• TO DO:
The data must be copied over exactly and in full.

[Start of Attachment]

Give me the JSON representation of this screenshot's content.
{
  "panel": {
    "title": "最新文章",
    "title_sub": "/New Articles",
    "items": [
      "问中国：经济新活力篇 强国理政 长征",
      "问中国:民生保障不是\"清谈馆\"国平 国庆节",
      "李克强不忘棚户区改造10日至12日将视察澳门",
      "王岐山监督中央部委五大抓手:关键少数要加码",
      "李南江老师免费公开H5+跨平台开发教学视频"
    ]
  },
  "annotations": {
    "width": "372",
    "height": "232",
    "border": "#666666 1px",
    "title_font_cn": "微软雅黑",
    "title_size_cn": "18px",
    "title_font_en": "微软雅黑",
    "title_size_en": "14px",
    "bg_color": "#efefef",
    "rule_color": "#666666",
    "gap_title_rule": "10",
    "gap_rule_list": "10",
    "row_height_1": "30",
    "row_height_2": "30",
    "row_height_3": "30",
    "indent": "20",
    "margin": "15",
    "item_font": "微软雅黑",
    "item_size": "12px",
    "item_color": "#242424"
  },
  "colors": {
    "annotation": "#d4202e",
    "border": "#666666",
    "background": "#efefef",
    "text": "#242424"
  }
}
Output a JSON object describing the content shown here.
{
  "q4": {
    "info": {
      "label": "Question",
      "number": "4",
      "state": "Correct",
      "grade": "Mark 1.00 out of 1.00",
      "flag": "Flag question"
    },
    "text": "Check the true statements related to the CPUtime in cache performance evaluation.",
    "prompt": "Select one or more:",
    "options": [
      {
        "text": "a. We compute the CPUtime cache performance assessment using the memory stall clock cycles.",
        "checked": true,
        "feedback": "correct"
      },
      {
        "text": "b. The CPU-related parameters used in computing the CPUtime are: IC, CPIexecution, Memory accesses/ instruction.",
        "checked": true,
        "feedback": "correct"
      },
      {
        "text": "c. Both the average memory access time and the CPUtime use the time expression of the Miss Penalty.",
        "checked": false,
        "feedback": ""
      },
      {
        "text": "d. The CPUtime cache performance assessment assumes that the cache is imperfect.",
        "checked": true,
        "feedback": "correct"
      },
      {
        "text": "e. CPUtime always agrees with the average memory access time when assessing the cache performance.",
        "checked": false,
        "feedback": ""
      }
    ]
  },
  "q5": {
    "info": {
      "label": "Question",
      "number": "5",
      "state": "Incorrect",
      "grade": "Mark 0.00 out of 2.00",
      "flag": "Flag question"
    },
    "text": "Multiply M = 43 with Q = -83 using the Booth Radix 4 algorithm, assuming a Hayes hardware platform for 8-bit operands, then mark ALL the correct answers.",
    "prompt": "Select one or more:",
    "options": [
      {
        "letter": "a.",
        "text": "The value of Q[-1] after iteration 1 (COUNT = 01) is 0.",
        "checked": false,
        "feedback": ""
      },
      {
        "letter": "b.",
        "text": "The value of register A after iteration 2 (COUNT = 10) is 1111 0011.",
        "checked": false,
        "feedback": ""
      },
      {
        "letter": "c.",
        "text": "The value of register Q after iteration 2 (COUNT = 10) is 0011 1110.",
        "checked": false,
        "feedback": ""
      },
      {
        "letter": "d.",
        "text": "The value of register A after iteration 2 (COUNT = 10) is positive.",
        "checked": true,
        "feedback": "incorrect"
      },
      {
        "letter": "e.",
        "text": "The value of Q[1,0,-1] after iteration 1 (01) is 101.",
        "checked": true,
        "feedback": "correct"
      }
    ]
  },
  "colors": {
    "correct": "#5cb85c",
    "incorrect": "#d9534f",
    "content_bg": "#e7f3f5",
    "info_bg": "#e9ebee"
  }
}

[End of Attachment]

• WORKED SOLUTION:
Give me the JSON representation of this screenshot's content.
{
  "panel": {
    "title": "最新文章",
    "title_sub": "/New Articles",
    "items": [
      "问中国：经济新活力篇 强国理政 长征",
      "问中国:民生保障不是\"清谈馆\"国平 国庆节",
      "李克强不忘棚户区改造10日至12日将视察澳门",
      "王岐山监督中央部委五大抓手:关键少数要加码",
      "李南江老师免费公开H5+跨平台开发教学视频"
    ]
  },
  "annotations": {
    "width": "372",
    "height": "232",
    "border": "#666666 1px",
    "title_font_cn": "微软雅黑",
    "title_size_cn": "18px",
    "title_font_en": "微软雅黑",
    "title_size_en": "14px",
    "bg_color": "#efefef",
    "rule_color": "#666666",
    "gap_title_rule": "10",
    "gap_rule_list": "10",
    "row_height_1": "30",
    "row_height_2": "30",
    "row_height_3": "30",
    "indent": "20",
    "margin": "15",
    "item_font": "微软雅黑",
    "item_size": "12px",
    "item_color": "#242424"
  },
  "colors": {
    "annotation": "#d4202e",
    "border": "#666666",
    "background": "#efefef",
    "text": "#242424"
  }
}
Output a JSON object describing the content shown here.
{
  "q4": {
    "info": {
      "label": "Question",
      "number": "4",
      "state": "Correct",
      "grade": "Mark 1.00 out of 1.00",
      "flag": "Flag question"
    },
    "text": "Check the true statements related to the CPUtime in cache performance evaluation.",
    "prompt": "Select one or more:",
    "options": [
      {
        "text": "a. We compute the CPUtime cache performance assessment using the memory stall clock cycles.",
        "checked": true,
        "feedback": "correct"
      },
      {
        "text": "b. The CPU-related parameters used in computing the CPUtime are: IC, CPIexecution, Memory accesses/ instruction.",
        "checked": true,
        "feedback": "correct"
      },
      {
        "text": "c. Both the average memory access time and the CPUtime use the time expression of the Miss Penalty.",
        "checked": false,
        "feedback": ""
      },
      {
        "text": "d. The CPUtime cache performance assessment assumes that the cache is imperfect.",
        "checked": true,
        "feedback": "correct"
      },
      {
        "text": "e. CPUtime always agrees with the average memory access time when assessing the cache performance.",
        "checked": false,
        "feedback": ""
      }
    ]
  },
  "q5": {
    "info": {
      "label": "Question",
      "number": "5",
      "state": "Incorrect",
      "grade": "Mark 0.00 out of 2.00",
      "flag": "Flag question"
    },
    "text": "Multiply M = 43 with Q = -83 using the Booth Radix 4 algorithm, assuming a Hayes hardware platform for 8-bit operands, then mark ALL the correct answers.",
    "prompt": "Select one or more:",
    "options": [
      {
        "letter": "a.",
        "text": "The value of Q[-1] after iteration 1 (COUNT = 01) is 0.",
        "checked": false,
        "feedback": ""
      },
      {
        "letter": "b.",
        "text": "The value of register A after iteration 2 (COUNT = 10) is 1111 0011.",
        "checked": false,
        "feedback": ""
      },
      {
        "letter": "c.",
        "text": "The value of register Q after iteration 2 (COUNT = 10) is 0011 1110.",
        "checked": false,
        "feedback": ""
      },
      {
        "letter": "d.",
        "text": "The value of register A after iteration 2 (COUNT = 10) is positive.",
        "checked": true,
        "feedback": "incorrect"
      },
      {
        "letter": "e.",
        "text": "The value of Q[1,0,-1] after iteration 1 (01) is 101.",
        "checked": true,
        "feedback": "correct"
      }
    ]
  },
  "colors": {
    "correct": "#5cb85c",
    "incorrect": "#d9534f",
    "content_bg": "#e7f3f5",
    "info_bg": "#e9ebee"
  }
}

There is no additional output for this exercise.